New legal partnership to stop the abuse of women with disabilities
Two women – one blind, one deaf – have forged a unique partnership with lawyers to prevent the abuse of women with disabilities.
The women are part of a groundbreaking new video project that has been created with, and for, women with a disability.
The campaign is aimed at South Australian women with a disability who are at risk of domestic violence or elder abuse, highlighted by the Disability Royal Commission and recent SA enquiries into the care and treatment of people with disabilities.
“Putting women with disabilities front and centre, [the royal commission] and other enquiries are revealing deeply shocking examples of abuse,” the commission’s director, Gabrielle Canny said.
“Women with a disability are more likely to suffer domestic violence or elder abuse, but far less aware of their rights and the legal services that can help them.”
The campaign comes as the tragic death of Ann Marie Smith highlighted significant gaps in the legal framework designed to protect people with disabilities.
An urgent review prompted by the death of Ms Smith has found the National Disability Insurance Scheme (NDIS) needed to get better at identifying vulnerable care recipients and improve the supervision of in-home workers.
Police launched a manslaughter investigation into Ms Smith’s death when it was revealed she died after allegedly being left in the same chair in her home for a year.
The Law Society of South Australia had also written to the Safeguarding Task Force – established by the state government – outlining some of the existing shortcomings in the system and suggesting reforms to reduce the risk of people with disability experiencing violence, abuse, neglect and exploitation.
The new project is funded by the Commonwealth government and delivered by the Legal Services Commission of SA in close consultation with disability sector agencies and advocates.
The new initiative will provide vital legal information in plain language. It is delivered by a narrator who is blind (ABC journalist Nas Campanella) and an Auslan presenter who is deaf (Sarah Lewis).
“We want to make information as accessible as possible by removing the barriers that some women with disabilities commonly experience when seeking information about their rights and options,” Ms Canny said.

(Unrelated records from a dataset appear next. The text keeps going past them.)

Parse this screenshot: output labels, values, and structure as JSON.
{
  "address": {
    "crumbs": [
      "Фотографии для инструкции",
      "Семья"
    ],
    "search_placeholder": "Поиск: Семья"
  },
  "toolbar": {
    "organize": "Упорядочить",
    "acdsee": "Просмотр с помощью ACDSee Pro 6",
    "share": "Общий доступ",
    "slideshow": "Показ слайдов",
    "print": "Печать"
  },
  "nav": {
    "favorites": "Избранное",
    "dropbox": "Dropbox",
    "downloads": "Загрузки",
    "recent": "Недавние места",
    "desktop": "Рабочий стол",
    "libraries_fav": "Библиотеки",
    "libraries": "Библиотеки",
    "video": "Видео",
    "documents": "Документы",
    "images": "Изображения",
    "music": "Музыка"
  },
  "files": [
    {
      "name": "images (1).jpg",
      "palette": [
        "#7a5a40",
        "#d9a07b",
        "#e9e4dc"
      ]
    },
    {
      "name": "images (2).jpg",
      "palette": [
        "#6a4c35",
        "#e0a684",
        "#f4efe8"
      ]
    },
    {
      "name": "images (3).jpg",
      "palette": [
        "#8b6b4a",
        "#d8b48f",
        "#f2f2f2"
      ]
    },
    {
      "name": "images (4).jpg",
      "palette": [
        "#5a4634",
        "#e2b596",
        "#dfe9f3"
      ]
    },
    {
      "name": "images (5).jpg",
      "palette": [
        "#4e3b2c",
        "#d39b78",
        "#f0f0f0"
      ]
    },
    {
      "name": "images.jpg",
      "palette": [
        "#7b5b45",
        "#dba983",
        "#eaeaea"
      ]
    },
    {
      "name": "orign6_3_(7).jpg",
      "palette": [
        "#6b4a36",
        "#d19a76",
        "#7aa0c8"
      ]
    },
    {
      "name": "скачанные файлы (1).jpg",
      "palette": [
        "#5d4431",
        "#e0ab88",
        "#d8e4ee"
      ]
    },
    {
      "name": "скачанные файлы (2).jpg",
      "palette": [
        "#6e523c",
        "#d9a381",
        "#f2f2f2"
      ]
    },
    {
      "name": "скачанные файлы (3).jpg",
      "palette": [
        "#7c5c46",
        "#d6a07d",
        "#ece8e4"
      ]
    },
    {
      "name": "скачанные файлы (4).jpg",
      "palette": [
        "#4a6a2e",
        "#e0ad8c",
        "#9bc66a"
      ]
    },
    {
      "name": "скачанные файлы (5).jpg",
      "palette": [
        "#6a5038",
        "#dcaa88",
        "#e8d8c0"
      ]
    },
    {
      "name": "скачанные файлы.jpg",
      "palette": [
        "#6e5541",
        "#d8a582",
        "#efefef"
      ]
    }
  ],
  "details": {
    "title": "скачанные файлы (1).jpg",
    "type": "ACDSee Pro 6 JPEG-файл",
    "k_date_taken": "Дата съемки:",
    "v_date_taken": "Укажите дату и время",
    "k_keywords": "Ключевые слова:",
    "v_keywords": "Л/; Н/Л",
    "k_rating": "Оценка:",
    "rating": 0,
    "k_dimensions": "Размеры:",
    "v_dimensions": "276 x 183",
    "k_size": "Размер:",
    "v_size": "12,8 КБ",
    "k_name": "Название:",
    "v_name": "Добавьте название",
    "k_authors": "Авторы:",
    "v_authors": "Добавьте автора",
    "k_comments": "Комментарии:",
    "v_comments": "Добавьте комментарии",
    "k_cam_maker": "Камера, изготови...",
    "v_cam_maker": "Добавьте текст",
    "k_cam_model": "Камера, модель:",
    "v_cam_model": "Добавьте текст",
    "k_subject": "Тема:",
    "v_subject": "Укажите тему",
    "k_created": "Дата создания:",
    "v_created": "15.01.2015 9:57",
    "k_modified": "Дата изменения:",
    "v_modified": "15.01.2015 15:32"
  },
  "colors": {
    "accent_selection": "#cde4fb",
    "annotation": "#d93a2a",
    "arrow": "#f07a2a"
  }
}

“In this project, women with a disability are front and centre. It’s important that resources for people with a disability are made with people with a disability.”